_Work task:_ Reproduce each line of the data exactly as it is.

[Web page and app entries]
+---+
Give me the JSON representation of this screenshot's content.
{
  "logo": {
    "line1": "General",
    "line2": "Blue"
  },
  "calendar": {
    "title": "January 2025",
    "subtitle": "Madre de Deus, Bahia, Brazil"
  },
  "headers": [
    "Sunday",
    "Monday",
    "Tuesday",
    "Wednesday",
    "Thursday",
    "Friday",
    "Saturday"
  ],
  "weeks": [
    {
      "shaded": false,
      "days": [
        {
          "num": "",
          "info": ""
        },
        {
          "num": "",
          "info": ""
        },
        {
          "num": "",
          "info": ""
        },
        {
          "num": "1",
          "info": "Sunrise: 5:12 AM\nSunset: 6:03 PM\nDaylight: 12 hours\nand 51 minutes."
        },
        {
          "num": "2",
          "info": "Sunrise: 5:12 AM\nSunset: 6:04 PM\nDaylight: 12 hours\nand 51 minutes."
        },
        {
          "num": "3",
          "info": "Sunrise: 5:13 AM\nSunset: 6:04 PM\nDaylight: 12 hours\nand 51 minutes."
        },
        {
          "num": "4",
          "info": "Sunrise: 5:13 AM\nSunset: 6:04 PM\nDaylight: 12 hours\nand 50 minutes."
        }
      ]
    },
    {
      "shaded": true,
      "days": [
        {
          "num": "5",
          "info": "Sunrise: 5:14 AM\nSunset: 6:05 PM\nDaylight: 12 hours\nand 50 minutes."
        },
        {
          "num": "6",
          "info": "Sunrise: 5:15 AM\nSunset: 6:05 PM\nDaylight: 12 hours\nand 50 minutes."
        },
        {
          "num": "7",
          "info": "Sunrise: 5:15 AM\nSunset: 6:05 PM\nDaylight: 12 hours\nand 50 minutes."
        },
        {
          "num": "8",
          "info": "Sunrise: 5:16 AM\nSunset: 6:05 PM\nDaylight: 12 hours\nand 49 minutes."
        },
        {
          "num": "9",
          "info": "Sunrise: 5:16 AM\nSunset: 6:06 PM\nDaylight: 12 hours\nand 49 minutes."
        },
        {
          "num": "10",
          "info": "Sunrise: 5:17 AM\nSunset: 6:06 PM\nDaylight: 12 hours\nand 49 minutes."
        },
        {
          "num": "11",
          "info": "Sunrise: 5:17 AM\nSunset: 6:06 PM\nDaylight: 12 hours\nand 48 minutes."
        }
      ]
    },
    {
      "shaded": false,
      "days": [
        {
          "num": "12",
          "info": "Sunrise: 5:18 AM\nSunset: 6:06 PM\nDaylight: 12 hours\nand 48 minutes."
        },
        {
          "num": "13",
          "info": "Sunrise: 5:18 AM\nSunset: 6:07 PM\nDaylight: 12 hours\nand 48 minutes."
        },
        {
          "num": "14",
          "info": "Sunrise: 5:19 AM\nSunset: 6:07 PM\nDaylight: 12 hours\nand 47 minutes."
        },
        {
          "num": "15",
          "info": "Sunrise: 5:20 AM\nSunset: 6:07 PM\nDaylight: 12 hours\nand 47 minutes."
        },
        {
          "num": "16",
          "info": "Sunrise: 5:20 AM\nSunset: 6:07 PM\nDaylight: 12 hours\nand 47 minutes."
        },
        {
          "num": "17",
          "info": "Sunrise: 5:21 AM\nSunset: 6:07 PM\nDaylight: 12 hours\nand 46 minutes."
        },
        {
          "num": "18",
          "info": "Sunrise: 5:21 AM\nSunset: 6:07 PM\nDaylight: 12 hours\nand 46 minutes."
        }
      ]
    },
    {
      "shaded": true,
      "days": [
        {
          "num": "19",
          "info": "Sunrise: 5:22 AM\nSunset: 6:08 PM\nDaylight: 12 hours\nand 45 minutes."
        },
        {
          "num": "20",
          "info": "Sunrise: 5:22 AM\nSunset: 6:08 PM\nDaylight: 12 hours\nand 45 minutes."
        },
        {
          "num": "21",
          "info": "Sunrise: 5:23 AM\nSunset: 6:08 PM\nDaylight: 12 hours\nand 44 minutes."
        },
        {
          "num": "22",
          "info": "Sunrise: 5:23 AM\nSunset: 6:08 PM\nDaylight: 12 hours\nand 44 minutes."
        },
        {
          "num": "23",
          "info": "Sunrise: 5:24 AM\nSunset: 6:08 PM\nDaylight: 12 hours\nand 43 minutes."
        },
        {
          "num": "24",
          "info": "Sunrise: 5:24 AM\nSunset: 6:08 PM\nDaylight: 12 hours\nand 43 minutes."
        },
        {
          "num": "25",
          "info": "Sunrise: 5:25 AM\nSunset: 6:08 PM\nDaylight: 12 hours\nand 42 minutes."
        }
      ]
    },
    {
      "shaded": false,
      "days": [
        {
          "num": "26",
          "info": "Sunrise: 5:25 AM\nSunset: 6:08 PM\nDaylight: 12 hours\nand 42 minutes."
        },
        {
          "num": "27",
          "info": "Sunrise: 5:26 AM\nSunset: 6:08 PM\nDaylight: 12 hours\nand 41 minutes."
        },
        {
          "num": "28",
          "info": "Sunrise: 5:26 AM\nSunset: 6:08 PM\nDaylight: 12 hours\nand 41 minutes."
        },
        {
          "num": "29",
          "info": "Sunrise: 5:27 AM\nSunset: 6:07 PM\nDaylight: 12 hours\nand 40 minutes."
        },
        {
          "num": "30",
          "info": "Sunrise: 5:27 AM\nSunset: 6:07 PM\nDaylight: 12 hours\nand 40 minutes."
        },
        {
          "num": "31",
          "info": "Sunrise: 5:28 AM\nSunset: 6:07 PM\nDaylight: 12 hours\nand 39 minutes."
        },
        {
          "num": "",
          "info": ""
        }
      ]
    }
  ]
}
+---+
_Answer space:_
Give me the JSON representation of this screenshot's content.
{
  "logo": {
    "line1": "General",
    "line2": "Blue"
  },
  "calendar": {
    "title": "January 2025",
    "subtitle": "Madre de Deus, Bahia, Brazil"
  },
  "headers": [
    "Sunday",
    "Monday",
    "Tuesday",
    "Wednesday",
    "Thursday",
    "Friday",
    "Saturday"
  ],
  "weeks": [
    {
      "shaded": false,
      "days": [
        {
          "num": "",
          "info": ""
        },
        {
          "num": "",
          "info": ""
        },
        {
          "num": "",
          "info": ""
        },
        {
          "num": "1",
          "info": "Sunrise: 5:12 AM\nSunset: 6:03 PM\nDaylight: 12 hours\nand 51 minutes."
        },
        {
          "num": "2",
          "info": "Sunrise: 5:12 AM\nSunset: 6:04 PM\nDaylight: 12 hours\nand 51 minutes."
        },
        {
          "num": "3",
          "info": "Sunrise: 5:13 AM\nSunset: 6:04 PM\nDaylight: 12 hours\nand 51 minutes."
        },
        {
          "num": "4",
          "info": "Sunrise: 5:13 AM\nSunset: 6:04 PM\nDaylight: 12 hours\nand 50 minutes."
        }
      ]
    },
    {
      "shaded": true,
      "days": [
        {
          "num": "5",
          "info": "Sunrise: 5:14 AM\nSunset: 6:05 PM\nDaylight: 12 hours\nand 50 minutes."
        },
        {
          "num": "6",
          "info": "Sunrise: 5:15 AM\nSunset: 6:05 PM\nDaylight: 12 hours\nand 50 minutes."
        },
        {
          "num": "7",
          "info": "Sunrise: 5:15 AM\nSunset: 6:05 PM\nDaylight: 12 hours\nand 50 minutes."
        },
        {
          "num": "8",
          "info": "Sunrise: 5:16 AM\nSunset: 6:05 PM\nDaylight: 12 hours\nand 49 minutes."
        },
        {
          "num": "9",
          "info": "Sunrise: 5:16 AM\nSunset: 6:06 PM\nDaylight: 12 hours\nand 49 minutes."
        },
        {
          "num": "10",
          "info": "Sunrise: 5:17 AM\nSunset: 6:06 PM\nDaylight: 12 hours\nand 49 minutes."
        },
        {
          "num": "11",
          "info": "Sunrise: 5:17 AM\nSunset: 6:06 PM\nDaylight: 12 hours\nand 48 minutes."
        }
      ]
    },
    {
      "shaded": false,
      "days": [
        {
          "num": "12",
          "info": "Sunrise: 5:18 AM\nSunset: 6:06 PM\nDaylight: 12 hours\nand 48 minutes."
        },
        {
          "num": "13",
          "info": "Sunrise: 5:18 AM\nSunset: 6:07 PM\nDaylight: 12 hours\nand 48 minutes."
        },
        {
          "num": "14",
          "info": "Sunrise: 5:19 AM\nSunset: 6:07 PM\nDaylight: 12 hours\nand 47 minutes."
        },
        {
          "num": "15",
          "info": "Sunrise: 5:20 AM\nSunset: 6:07 PM\nDaylight: 12 hours\nand 47 minutes."
        },
        {
          "num": "16",
          "info": "Sunrise: 5:20 AM\nSunset: 6:07 PM\nDaylight: 12 hours\nand 47 minutes."
        },
        {
          "num": "17",
          "info": "Sunrise: 5:21 AM\nSunset: 6:07 PM\nDaylight: 12 hours\nand 46 minutes."
        },
        {
          "num": "18",
          "info": "Sunrise: 5:21 AM\nSunset: 6:07 PM\nDaylight: 12 hours\nand 46 minutes."
        }
      ]
    },
    {
      "shaded": true,
      "days": [
        {
          "num": "19",
          "info": "Sunrise: 5:22 AM\nSunset: 6:08 PM\nDaylight: 12 hours\nand 45 minutes."
        },
        {
          "num": "20",
          "info": "Sunrise: 5:22 AM\nSunset: 6:08 PM\nDaylight: 12 hours\nand 45 minutes."
        },
        {
          "num": "21",
          "info": "Sunrise: 5:23 AM\nSunset: 6:08 PM\nDaylight: 12 hours\nand 44 minutes."
        },
        {
          "num": "22",
          "info": "Sunrise: 5:23 AM\nSunset: 6:08 PM\nDaylight: 12 hours\nand 44 minutes."
        },
        {
          "num": "23",
          "info": "Sunrise: 5:24 AM\nSunset: 6:08 PM\nDaylight: 12 hours\nand 43 minutes."
        },
        {
          "num": "24",
          "info": "Sunrise: 5:24 AM\nSunset: 6:08 PM\nDaylight: 12 hours\nand 43 minutes."
        },
        {
          "num": "25",
          "info": "Sunrise: 5:25 AM\nSunset: 6:08 PM\nDaylight: 12 hours\nand 42 minutes."
        }
      ]
    },
    {
      "shaded": false,
      "days": [
        {
          "num": "26",
          "info": "Sunrise: 5:25 AM\nSunset: 6:08 PM\nDaylight: 12 hours\nand 42 minutes."
        },
        {
          "num": "27",
          "info": "Sunrise: 5:26 AM\nSunset: 6:08 PM\nDaylight: 12 hours\nand 41 minutes."
        },
        {
          "num": "28",
          "info": "Sunrise: 5:26 AM\nSunset: 6:08 PM\nDaylight: 12 hours\nand 41 minutes."
        },
        {
          "num": "29",
          "info": "Sunrise: 5:27 AM\nSunset: 6:07 PM\nDaylight: 12 hours\nand 40 minutes."
        },
        {
          "num": "30",
          "info": "Sunrise: 5:27 AM\nSunset: 6:07 PM\nDaylight: 12 hours\nand 40 minutes."
        },
        {
          "num": "31",
          "info": "Sunrise: 5:28 AM\nSunset: 6:07 PM\nDaylight: 12 hours\nand 39 minutes."
        },
        {
          "num": "",
          "info": ""
        }
      ]
    }
  ]
}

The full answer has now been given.